The Third Plenum of the 18th CPC Congress will indeed introduce many positive impetus to the stock market, but due to the large number of parties with vested interests, the reformation will also face substantial resistance. For example, the Third Plenum calls for the separation of government from enterprises, yet many Communist Party cadres are wearing two hats concurrently – one as Party Secretary, the other as General Manager.
Amidst Chinese President Xi Jinping’s fight against corruption, the luxury goods business in China will definitely be hit hard. In 2014, its impact will only intensify further. Today, the size and number of outbound investment delegations from the various provinces and cities have dropped drastically; gone are the hay days of such groups booking dozens of suites in five-star hotels.
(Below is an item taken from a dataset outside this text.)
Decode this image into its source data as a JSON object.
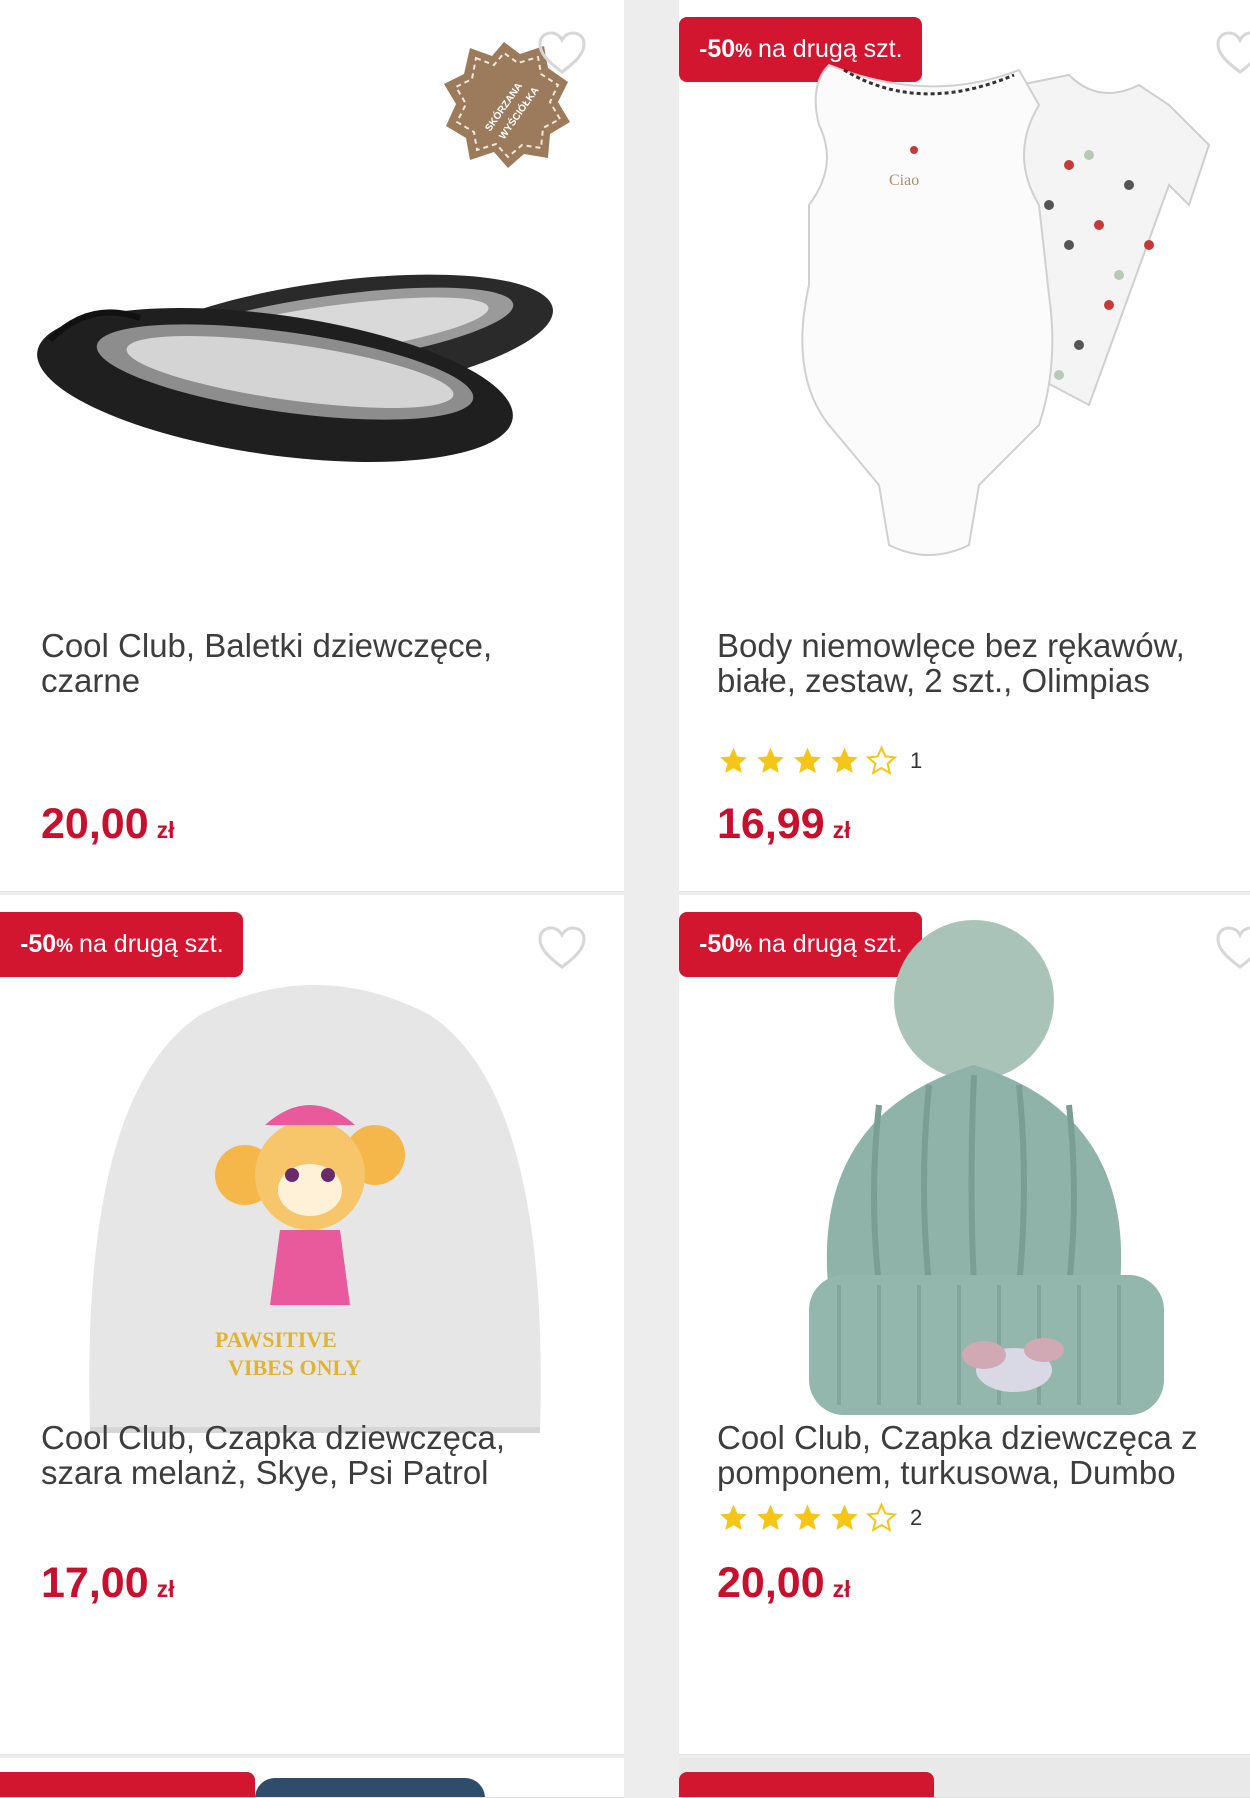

Gone also from the wrists of cadres are luxury watches. Therefore, now is not the time to go bargain-hunting for high-end consumer goods stocks.
Short of a collapse of the US stock market, I believe the current bulwark stocks of the Hong Kong market will continue to dominate. Chances of higher short-term interest rates are not high, which could be the best favourable factor in 2014.
Singapore’s Oversea-Chinese Banking Corporation looks set to acquire Wing Hang Bank, and rumours in the market have it that the bid price is not very high. This time round, there is no news of any Chinese-backed banks competing in the bid. In the past, when Singapore’s DBS Bank acquired Dao Heng Bank at a very high price-to-book value ratio (PB), it was because Dao Heng is a medium sized bank. Buying a bank of this size would help DBS gain a foothold in Hong Kong. Today, the DBS sign can be seen all over Hong Kong. By comparison, Wing Hang Bank is a small bank, so expectedly it would not command a high PB value.
Publish date: 17/01/14